TASK TO COMPLETE
In full and without deviation, write out the entries that follow.

[Data records for software interfaces]
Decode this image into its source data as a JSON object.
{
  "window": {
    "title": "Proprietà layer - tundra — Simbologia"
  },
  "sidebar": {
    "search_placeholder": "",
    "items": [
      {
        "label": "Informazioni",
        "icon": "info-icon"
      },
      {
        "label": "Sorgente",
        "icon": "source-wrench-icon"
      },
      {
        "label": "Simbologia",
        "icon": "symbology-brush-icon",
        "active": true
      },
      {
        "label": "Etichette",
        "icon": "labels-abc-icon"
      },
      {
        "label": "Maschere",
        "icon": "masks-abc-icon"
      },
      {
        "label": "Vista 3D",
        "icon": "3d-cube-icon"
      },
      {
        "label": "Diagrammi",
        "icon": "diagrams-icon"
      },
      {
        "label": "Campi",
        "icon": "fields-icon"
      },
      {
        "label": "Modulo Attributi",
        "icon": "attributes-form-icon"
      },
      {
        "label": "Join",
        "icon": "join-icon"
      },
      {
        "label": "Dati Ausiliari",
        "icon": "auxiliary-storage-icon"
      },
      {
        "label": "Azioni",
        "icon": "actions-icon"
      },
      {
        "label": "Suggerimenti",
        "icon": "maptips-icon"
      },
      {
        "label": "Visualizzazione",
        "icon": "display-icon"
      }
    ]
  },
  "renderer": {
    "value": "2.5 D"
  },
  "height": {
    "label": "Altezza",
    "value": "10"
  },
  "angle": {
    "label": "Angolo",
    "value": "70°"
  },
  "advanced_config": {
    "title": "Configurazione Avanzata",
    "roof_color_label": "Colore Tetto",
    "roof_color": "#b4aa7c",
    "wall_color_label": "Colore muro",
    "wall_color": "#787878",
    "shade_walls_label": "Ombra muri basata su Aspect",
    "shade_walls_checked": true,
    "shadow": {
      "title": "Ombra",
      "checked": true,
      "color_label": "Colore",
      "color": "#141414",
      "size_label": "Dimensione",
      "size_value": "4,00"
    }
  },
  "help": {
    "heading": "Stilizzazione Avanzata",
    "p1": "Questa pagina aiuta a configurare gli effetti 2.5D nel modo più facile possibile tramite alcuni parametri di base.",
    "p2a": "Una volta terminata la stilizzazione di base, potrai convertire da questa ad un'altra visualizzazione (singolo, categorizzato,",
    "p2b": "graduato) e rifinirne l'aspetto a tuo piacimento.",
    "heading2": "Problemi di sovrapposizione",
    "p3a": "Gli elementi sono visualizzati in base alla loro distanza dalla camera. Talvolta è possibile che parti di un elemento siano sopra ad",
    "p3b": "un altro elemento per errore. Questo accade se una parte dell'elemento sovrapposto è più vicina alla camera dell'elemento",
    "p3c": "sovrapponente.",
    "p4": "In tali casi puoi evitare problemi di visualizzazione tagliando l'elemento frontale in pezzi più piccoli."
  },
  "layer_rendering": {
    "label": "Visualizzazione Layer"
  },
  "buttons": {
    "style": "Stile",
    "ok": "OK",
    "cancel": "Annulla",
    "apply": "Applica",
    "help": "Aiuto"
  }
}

EXERCISE RESPONSE
Decode this image into its source data as a JSON object.
{
  "window": {
    "title": "Proprietà layer - tundra — Simbologia"
  },
  "sidebar": {
    "search_placeholder": "",
    "items": [
      {
        "label": "Informazioni",
        "icon": "info-icon"
      },
      {
        "label": "Sorgente",
        "icon": "source-wrench-icon"
      },
      {
        "label": "Simbologia",
        "icon": "symbology-brush-icon",
        "active": true
      },
      {
        "label": "Etichette",
        "icon": "labels-abc-icon"
      },
      {
        "label": "Maschere",
        "icon": "masks-abc-icon"
      },
      {
        "label": "Vista 3D",
        "icon": "3d-cube-icon"
      },
      {
        "label": "Diagrammi",
        "icon": "diagrams-icon"
      },
      {
        "label": "Campi",
        "icon": "fields-icon"
      },
      {
        "label": "Modulo Attributi",
        "icon": "attributes-form-icon"
      },
      {
        "label": "Join",
        "icon": "join-icon"
      },
      {
        "label": "Dati Ausiliari",
        "icon": "auxiliary-storage-icon"
      },
      {
        "label": "Azioni",
        "icon": "actions-icon"
      },
      {
        "label": "Suggerimenti",
        "icon": "maptips-icon"
      },
      {
        "label": "Visualizzazione",
        "icon": "display-icon"
      }
    ]
  },
  "renderer": {
    "value": "2.5 D"
  },
  "height": {
    "label": "Altezza",
    "value": "10"
  },
  "angle": {
    "label": "Angolo",
    "value": "70°"
  },
  "advanced_config": {
    "title": "Configurazione Avanzata",
    "roof_color_label": "Colore Tetto",
    "roof_color": "#b4aa7c",
    "wall_color_label": "Colore muro",
    "wall_color": "#787878",
    "shade_walls_label": "Ombra muri basata su Aspect",
    "shade_walls_checked": true,
    "shadow": {
      "title": "Ombra",
      "checked": true,
      "color_label": "Colore",
      "color": "#141414",
      "size_label": "Dimensione",
      "size_value": "4,00"
    }
  },
  "help": {
    "heading": "Stilizzazione Avanzata",
    "p1": "Questa pagina aiuta a configurare gli effetti 2.5D nel modo più facile possibile tramite alcuni parametri di base.",
    "p2a": "Una volta terminata la stilizzazione di base, potrai convertire da questa ad un'altra visualizzazione (singolo, categorizzato,",
    "p2b": "graduato) e rifinirne l'aspetto a tuo piacimento.",
    "heading2": "Problemi di sovrapposizione",
    "p3a": "Gli elementi sono visualizzati in base alla loro distanza dalla camera. Talvolta è possibile che parti di un elemento siano sopra ad",
    "p3b": "un altro elemento per errore. Questo accade se una parte dell'elemento sovrapposto è più vicina alla camera dell'elemento",
    "p3c": "sovrapponente.",
    "p4": "In tali casi puoi evitare problemi di visualizzazione tagliando l'elemento frontale in pezzi più piccoli."
  },
  "layer_rendering": {
    "label": "Visualizzazione Layer"
  },
  "buttons": {
    "style": "Stile",
    "ok": "OK",
    "cancel": "Annulla",
    "apply": "Applica",
    "help": "Aiuto"
  }
}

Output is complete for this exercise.